Contributing Partner: UNT Libraries
Considering Canine Companionship: An Examination of Dog Owner Travel Desires Using the Model of Goal-Directed Behavior.

Considering Canine Companionship: An Examination of Dog Owner Travel Desires Using the Model of Goal-Directed Behavior.

Date: December 2014
Creator: Krier, J. Leia

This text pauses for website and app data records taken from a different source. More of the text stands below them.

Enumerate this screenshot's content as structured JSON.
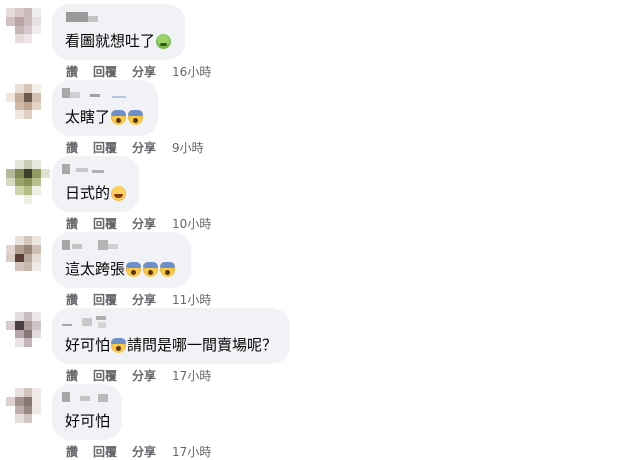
{
  "actions": {
    "read": "讚",
    "reply": "回覆",
    "share": "分享"
  },
  "comments": [
    {
      "text_parts": [
        "看圖就想吐了"
      ],
      "emojis": [
        "nausea-emoji"
      ],
      "time": "16小時"
    },
    {
      "text_parts": [
        "太瞎了"
      ],
      "emojis": [
        "scream-emoji",
        "scream-emoji"
      ],
      "time": "9小時"
    },
    {
      "text_parts": [
        "日式的"
      ],
      "emojis": [
        "laugh-emoji"
      ],
      "time": "10小時"
    },
    {
      "text_parts": [
        "這太跨張"
      ],
      "emojis": [
        "scream-emoji",
        "scream-emoji",
        "scream-emoji"
      ],
      "time": "11小時"
    },
    {
      "text_parts": [
        "好可怕",
        "請問是哪一間賣場呢？"
      ],
      "emojis": [
        "scream-emoji"
      ],
      "time": "17小時"
    },
    {
      "text_parts": [
        "好可怕"
      ],
      "emojis": [],
      "time": "17小時"
    }
  ],
  "colors": {
    "bubble": "#f0f2f5",
    "action_text": "#65676b",
    "body_text": "#050505"
  }
}
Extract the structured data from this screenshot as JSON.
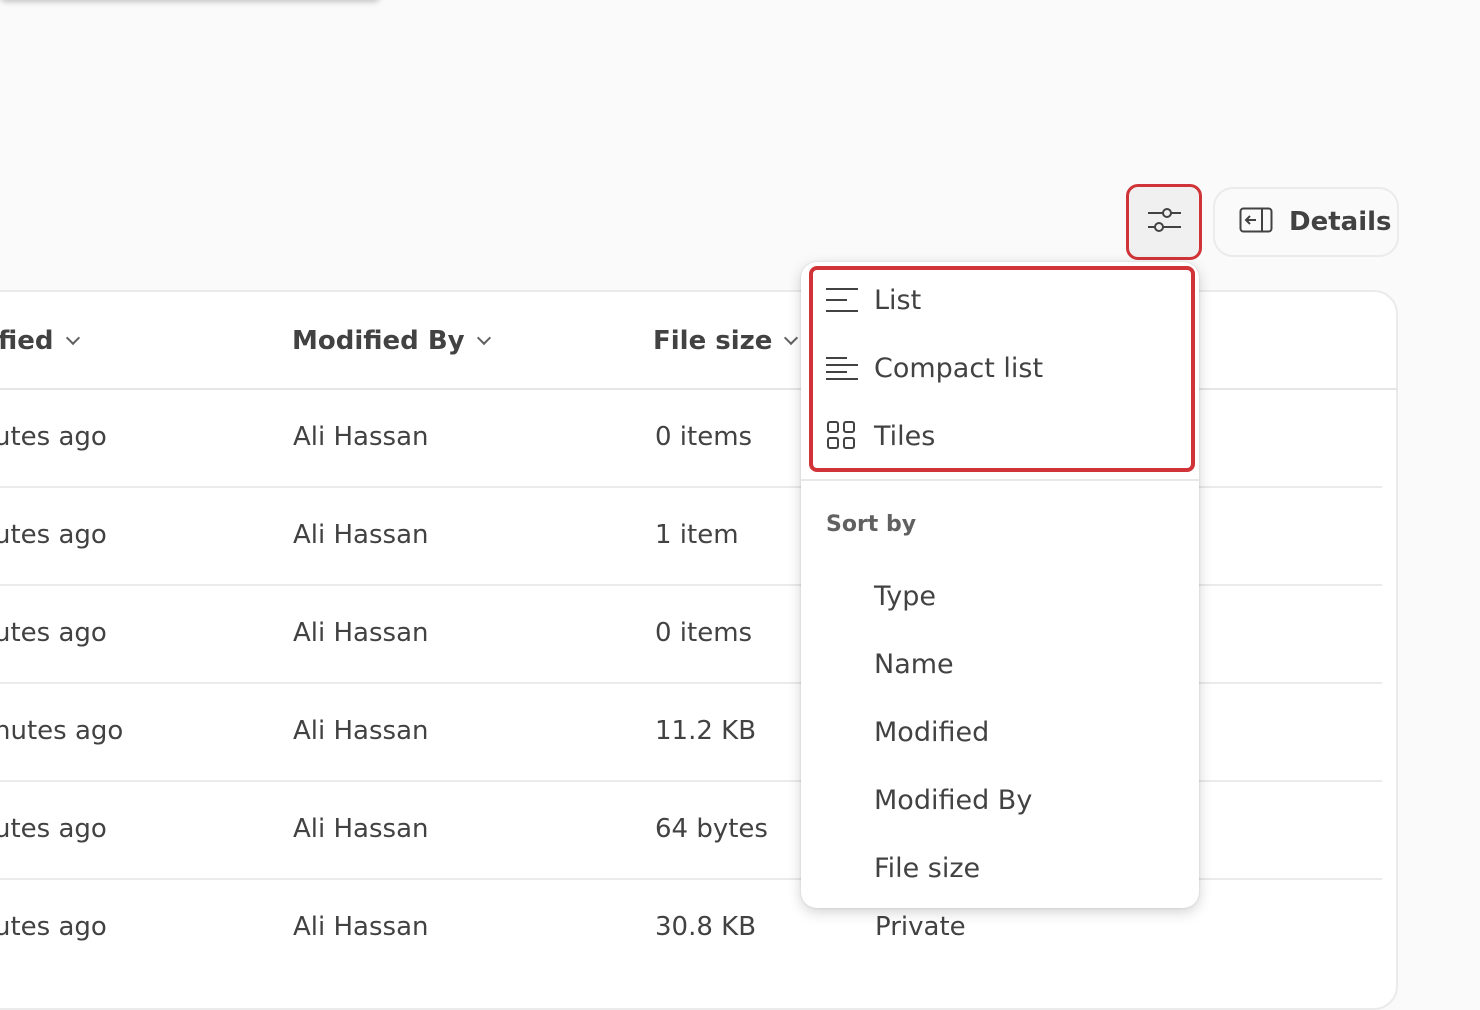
{
  "toolbar": {
    "view_options_icon": "sliders-icon",
    "details_label": "Details",
    "details_icon": "panel-left-arrow-icon"
  },
  "table": {
    "headers": [
      {
        "label": "fied"
      },
      {
        "label": "Modified By"
      },
      {
        "label": "File size"
      }
    ],
    "rows": [
      {
        "modified": "utes ago",
        "modified_by": "Ali Hassan",
        "file_size": "0 items",
        "sharing": ""
      },
      {
        "modified": "utes ago",
        "modified_by": "Ali Hassan",
        "file_size": "1 item",
        "sharing": ""
      },
      {
        "modified": "utes ago",
        "modified_by": "Ali Hassan",
        "file_size": "0 items",
        "sharing": ""
      },
      {
        "modified": "nutes ago",
        "modified_by": "Ali Hassan",
        "file_size": "11.2 KB",
        "sharing": ""
      },
      {
        "modified": "utes ago",
        "modified_by": "Ali Hassan",
        "file_size": "64 bytes",
        "sharing": ""
      },
      {
        "modified": "utes ago",
        "modified_by": "Ali Hassan",
        "file_size": "30.8 KB",
        "sharing": "Private"
      }
    ]
  },
  "menu": {
    "layout_options": [
      {
        "label": "List",
        "icon": "list-icon"
      },
      {
        "label": "Compact list",
        "icon": "compact-list-icon"
      },
      {
        "label": "Tiles",
        "icon": "tiles-icon"
      }
    ],
    "sort_heading": "Sort by",
    "sort_options": [
      {
        "label": "Type"
      },
      {
        "label": "Name"
      },
      {
        "label": "Modified"
      },
      {
        "label": "Modified By"
      },
      {
        "label": "File size"
      }
    ]
  },
  "colors": {
    "highlight": "#d13438",
    "text": "#424242",
    "divider": "#ebebeb"
  }
}
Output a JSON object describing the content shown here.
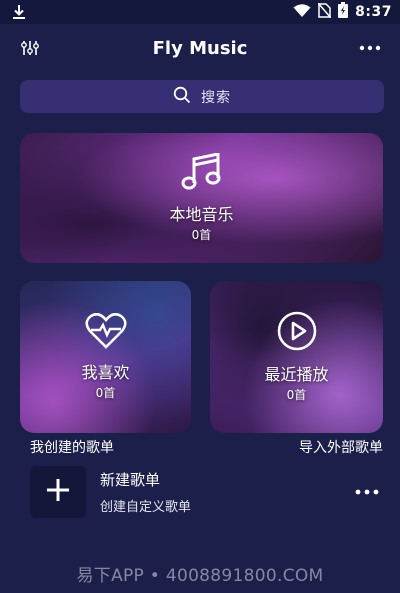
{
  "status_bar": {
    "time": "8:37",
    "icons": [
      "download-icon",
      "wifi-icon",
      "no-sim-icon",
      "battery-icon"
    ]
  },
  "header": {
    "title": "Fly Music",
    "left_icon": "equalizer-icon",
    "right_icon": "more-icon"
  },
  "search": {
    "placeholder": "搜索",
    "icon": "search-icon"
  },
  "cards": {
    "local": {
      "label": "本地音乐",
      "count": "0首",
      "icon": "music-note-icon"
    },
    "favorites": {
      "label": "我喜欢",
      "count": "0首",
      "icon": "heart-pulse-icon"
    },
    "recent": {
      "label": "最近播放",
      "count": "0首",
      "icon": "play-circle-icon"
    }
  },
  "sections": {
    "my_playlists": "我创建的歌单",
    "import": "导入外部歌单"
  },
  "new_playlist": {
    "title": "新建歌单",
    "subtitle": "创建自定义歌单"
  },
  "watermark": "易下APP • 4008891800.COM",
  "colors": {
    "background": "#1c1f4a",
    "status_bar": "#15183d",
    "search_bg": "#362f73",
    "add_box": "#14163a"
  }
}
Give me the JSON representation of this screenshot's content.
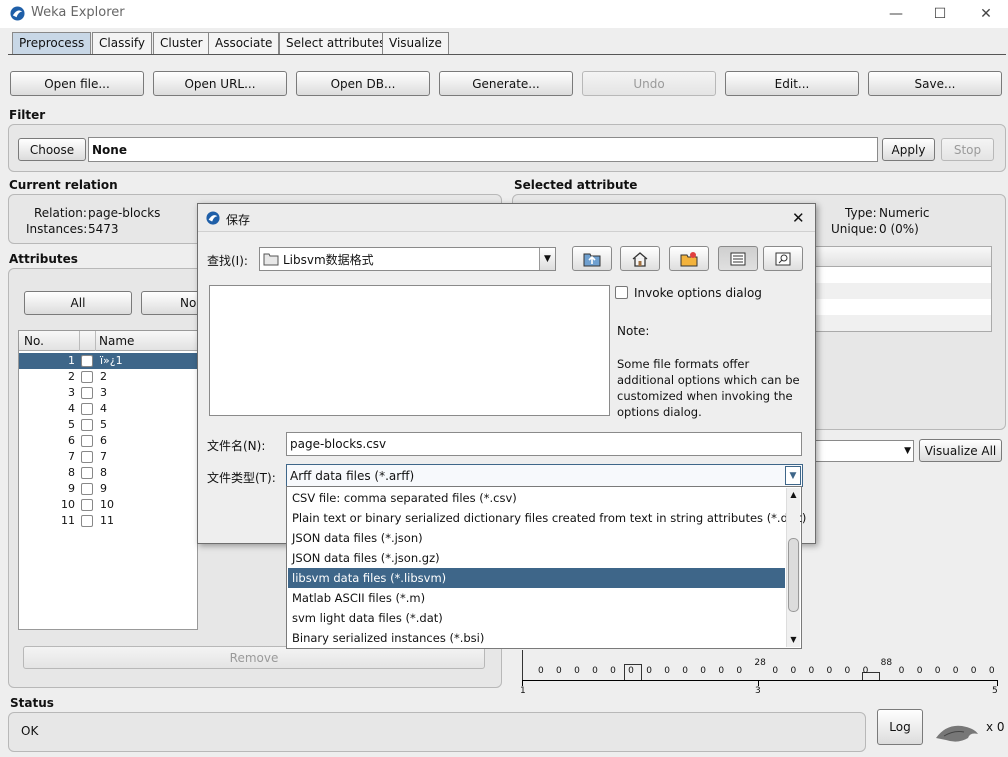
{
  "window": {
    "title": "Weka Explorer",
    "minimize": "—",
    "maximize": "☐",
    "close": "✕"
  },
  "tabs": [
    {
      "label": "Preprocess"
    },
    {
      "label": "Classify"
    },
    {
      "label": "Cluster"
    },
    {
      "label": "Associate"
    },
    {
      "label": "Select attributes"
    },
    {
      "label": "Visualize"
    }
  ],
  "toolbar": {
    "open_file": "Open file...",
    "open_url": "Open URL...",
    "open_db": "Open DB...",
    "generate": "Generate...",
    "undo": "Undo",
    "edit": "Edit...",
    "save": "Save..."
  },
  "filter": {
    "label": "Filter",
    "choose": "Choose",
    "value": "None",
    "apply": "Apply",
    "stop": "Stop"
  },
  "current_relation": {
    "label": "Current relation",
    "relation_label": "Relation:",
    "relation_value": "page-blocks",
    "instances_label": "Instances:",
    "instances_value": "5473"
  },
  "attributes": {
    "label": "Attributes",
    "all": "All",
    "none": "No",
    "col_no": "No.",
    "col_name": "Name",
    "rows": [
      {
        "no": "1",
        "name": "ï»¿1"
      },
      {
        "no": "2",
        "name": "2"
      },
      {
        "no": "3",
        "name": "3"
      },
      {
        "no": "4",
        "name": "4"
      },
      {
        "no": "5",
        "name": "5"
      },
      {
        "no": "6",
        "name": "6"
      },
      {
        "no": "7",
        "name": "7"
      },
      {
        "no": "8",
        "name": "8"
      },
      {
        "no": "9",
        "name": "9"
      },
      {
        "no": "10",
        "name": "10"
      },
      {
        "no": "11",
        "name": "11"
      }
    ],
    "remove": "Remove"
  },
  "selected_attribute": {
    "label": "Selected attribute",
    "type_label": "Type:",
    "type_value": "Numeric",
    "unique_label": "Unique:",
    "unique_value": "0 (0%)",
    "visualize_all": "Visualize All"
  },
  "histogram": {
    "values": [
      "0",
      "0",
      "0",
      "0",
      "0",
      "0",
      "0",
      "0",
      "0",
      "0",
      "0",
      "0",
      "28",
      "0",
      "0",
      "0",
      "0",
      "0",
      "0",
      "88",
      "0",
      "0",
      "0",
      "0",
      "0",
      "0"
    ],
    "axis": [
      "1",
      "3",
      "5"
    ]
  },
  "status": {
    "label": "Status",
    "text": "OK",
    "log": "Log",
    "count": "x 0"
  },
  "dialog": {
    "title": "保存",
    "look_in_label": "查找(I):",
    "look_in_value": "Libsvm数据格式",
    "invoke_options": "Invoke options dialog",
    "note_label": "Note:",
    "note_text": "Some file formats offer additional options which can be customized when invoking the options dialog.",
    "filename_label": "文件名(N):",
    "filename_value": "page-blocks.csv",
    "filetype_label": "文件类型(T):",
    "filetype_value": "Arff data files (*.arff)",
    "filetype_options": [
      "CSV file: comma separated files (*.csv)",
      "Plain text or binary serialized dictionary files created from text in string attributes (*.dict)",
      "JSON data files (*.json)",
      "JSON data files (*.json.gz)",
      "libsvm data files (*.libsvm)",
      "Matlab ASCII files (*.m)",
      "svm light data files (*.dat)",
      "Binary serialized instances (*.bsi)"
    ]
  }
}
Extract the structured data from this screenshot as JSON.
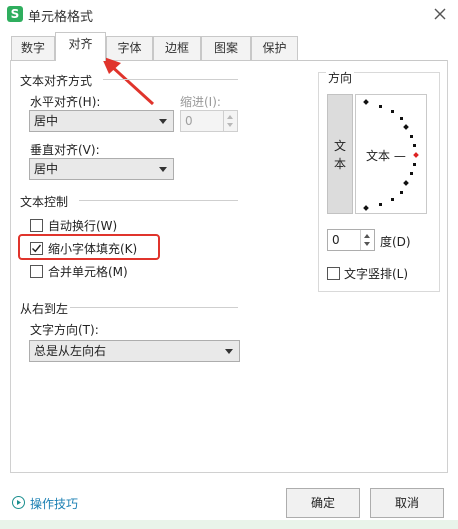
{
  "window": {
    "title": "单元格格式",
    "app_icon_letter": "S",
    "accent": "#2fae5e"
  },
  "tabs": [
    {
      "label": "数字",
      "active": false
    },
    {
      "label": "对齐",
      "active": true
    },
    {
      "label": "字体",
      "active": false
    },
    {
      "label": "边框",
      "active": false
    },
    {
      "label": "图案",
      "active": false
    },
    {
      "label": "保护",
      "active": false
    }
  ],
  "text_align": {
    "section_title": "文本对齐方式",
    "horizontal_label": "水平对齐(H):",
    "horizontal_value": "居中",
    "indent_label": "缩进(I):",
    "indent_value": "0",
    "vertical_label": "垂直对齐(V):",
    "vertical_value": "居中"
  },
  "text_control": {
    "section_title": "文本控制",
    "wrap_text": {
      "label": "自动换行(W)",
      "checked": false
    },
    "shrink_to_fit": {
      "label": "缩小字体填充(K)",
      "checked": true
    },
    "merge_cells": {
      "label": "合并单元格(M)",
      "checked": false
    }
  },
  "rtl": {
    "section_title": "从右到左",
    "direction_label": "文字方向(T):",
    "direction_value": "总是从左向右"
  },
  "orientation": {
    "section_title": "方向",
    "vertical_text": "文本",
    "dial_text": "文本 —",
    "degree_value": "0",
    "degree_label": "度(D)",
    "vertical_stack": {
      "label": "文字竖排(L)",
      "checked": false
    }
  },
  "footer": {
    "tips_label": "操作技巧",
    "ok_label": "确定",
    "cancel_label": "取消"
  },
  "annotation": {
    "color": "#e0342c"
  }
}
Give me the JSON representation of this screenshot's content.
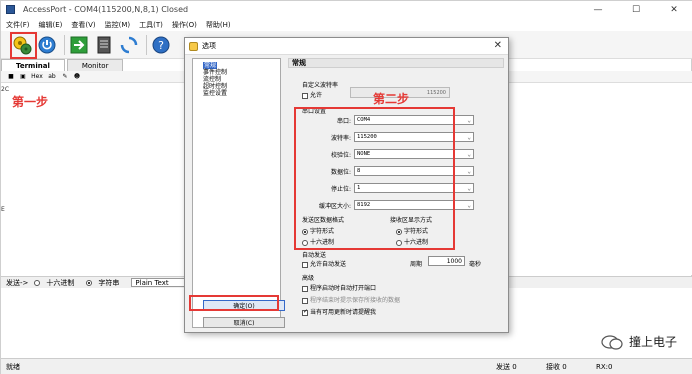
{
  "app": {
    "title": "AccessPort - COM4(115200,N,8,1) Closed",
    "win_minimize": "—",
    "win_maximize": "☐",
    "win_close": "✕"
  },
  "menu": [
    "文件(F)",
    "编辑(E)",
    "查看(V)",
    "监控(M)",
    "工具(T)",
    "操作(O)",
    "帮助(H)"
  ],
  "tabs": [
    "Terminal",
    "Monitor"
  ],
  "subtoolbar": {
    "hex": "Hex",
    "ab": "ab"
  },
  "annotations": {
    "step1": "第一步",
    "step2": "第二步"
  },
  "side_labels": {
    "a": "2C",
    "b": "E"
  },
  "send_bar": {
    "label": "发送->",
    "hex_label": "十六进制",
    "string_label": "字符串",
    "mode_value": "Plain Text"
  },
  "status": {
    "ready": "就绪",
    "sent": "发送 0",
    "recv": "接收 0",
    "rx": "RX:0"
  },
  "dialog": {
    "title": "选项",
    "close": "✕",
    "tree": [
      "常规",
      "事件控制",
      "流控制",
      "超时控制",
      "监控设置"
    ],
    "ok_button": "确定(O)",
    "cancel_button": "取消(C)",
    "panel_title": "常规",
    "custom_baud": {
      "group": "自定义波特率",
      "allow": "允许",
      "value": "115200"
    },
    "serial": {
      "group": "串口设置",
      "fields": [
        {
          "label": "串口:",
          "value": "COM4"
        },
        {
          "label": "波特率:",
          "value": "115200"
        },
        {
          "label": "校验位:",
          "value": "NONE"
        },
        {
          "label": "数据位:",
          "value": "8"
        },
        {
          "label": "停止位:",
          "value": "1"
        },
        {
          "label": "缓冲区大小:",
          "value": "8192"
        }
      ]
    },
    "send_format": {
      "group": "发送区数据格式",
      "opt1": "字符形式",
      "opt2": "十六进制"
    },
    "recv_format": {
      "group": "接收区显示方式",
      "opt1": "字符形式",
      "opt2": "十六进制"
    },
    "auto_send": {
      "group": "自动发送",
      "allow": "允许自动发送",
      "period_label": "周期",
      "period_value": "1000",
      "unit": "毫秒"
    },
    "advanced": {
      "group": "高级",
      "opt1": "程序启动时自动打开端口",
      "opt2": "程序结束时提示保存所接收的数据",
      "opt3": "当有可用更新时请提醒我"
    }
  },
  "watermark": "撞上电子",
  "colors": {
    "highlight_red": "#e53935",
    "selection_blue": "#3568c8"
  }
}
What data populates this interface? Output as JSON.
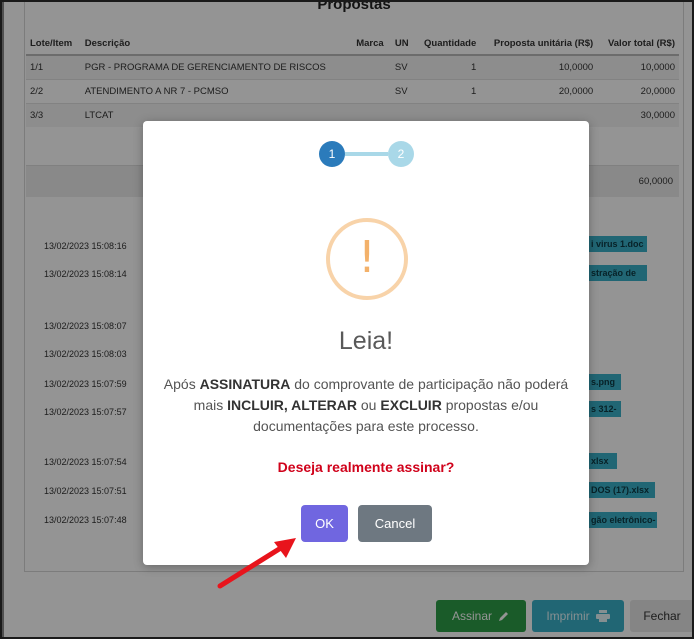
{
  "panel": {
    "title": "Propostas"
  },
  "table": {
    "headers": [
      "Lote/Item",
      "Descrição",
      "Marca",
      "UN",
      "Quantidade",
      "Proposta unitária (R$)",
      "Valor total (R$)"
    ],
    "rows": [
      [
        "1/1",
        "PGR - PROGRAMA DE GERENCIAMENTO DE RISCOS",
        "",
        "SV",
        "1",
        "10,0000",
        "10,0000"
      ],
      [
        "2/2",
        "ATENDIMENTO A NR 7 - PCMSO",
        "",
        "SV",
        "1",
        "20,0000",
        "20,0000"
      ],
      [
        "3/3",
        "LTCAT",
        "",
        "",
        "",
        "",
        "30,0000"
      ]
    ],
    "total": "60,0000"
  },
  "log": {
    "timestamps": [
      "13/02/2023 15:08:16",
      "13/02/2023 15:08:14",
      "13/02/2023 15:08:07",
      "13/02/2023 15:08:03",
      "13/02/2023 15:07:59",
      "13/02/2023 15:07:57",
      "13/02/2023 15:07:54",
      "13/02/2023 15:07:51",
      "13/02/2023 15:07:48"
    ],
    "files": [
      "i virus 1.doc",
      "stração de",
      "s.png",
      "s 312-",
      "xlsx",
      "DOS (17).xlsx",
      "gão eletrônico-"
    ]
  },
  "footer": {
    "assinar": "Assinar",
    "imprimir": "Imprimir",
    "fechar": "Fechar"
  },
  "modal": {
    "step1": "1",
    "step2": "2",
    "warn_symbol": "!",
    "title": "Leia!",
    "body": {
      "p1": "Após ",
      "b1": "ASSINATURA",
      "p2": " do comprovante de participação não poderá mais ",
      "b2": "INCLUIR, ALTERAR",
      "p3": " ou ",
      "b3": "EXCLUIR",
      "p4": " propostas e/ou documentações para este processo."
    },
    "question": "Deseja realmente assinar?",
    "ok": "OK",
    "cancel": "Cancel"
  },
  "colors": {
    "confirm": "#7066e0",
    "cancel": "#6e7881",
    "warning": "#f3b16a",
    "question": "#d0021b",
    "assinar": "#2e9e48",
    "imprimir": "#3ab0c8",
    "arrow": "#e8141c"
  },
  "icons": [
    "pencil-icon",
    "printer-icon",
    "exclamation-icon",
    "arrow-pointer-icon"
  ]
}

Description: The purpose of this study is to investigate how internal and external sources influence dog owners’ desire and intent to travel with their dogs, using the model of goal-directed behavior (MGB). Specifically, this study investigates 1) the demographic profile of participating dog owners, 2) the relationship between dog owners’ Anticipated Emotions (AE) and their desire to travel with their dogs, 3) dog owners’ Attitudes toward the act (Aact) of traveling with their dogs and its relationship with their desire to travel with dogs, 4) the relationship between Subjective Norms (SN) and dog owners desire to travel with dogs, 5) owners’ Perceived Behavioral Control (PBC) over their dog-accompanied travel situation, 6) the relationship between desire for dog-accompanied travel and Behavioral Intent (BI), and 7) the relationship between Past Behavior (PB) and the desire and BI regarding future travel with dogs.
Contributing Partner: UNT Libraries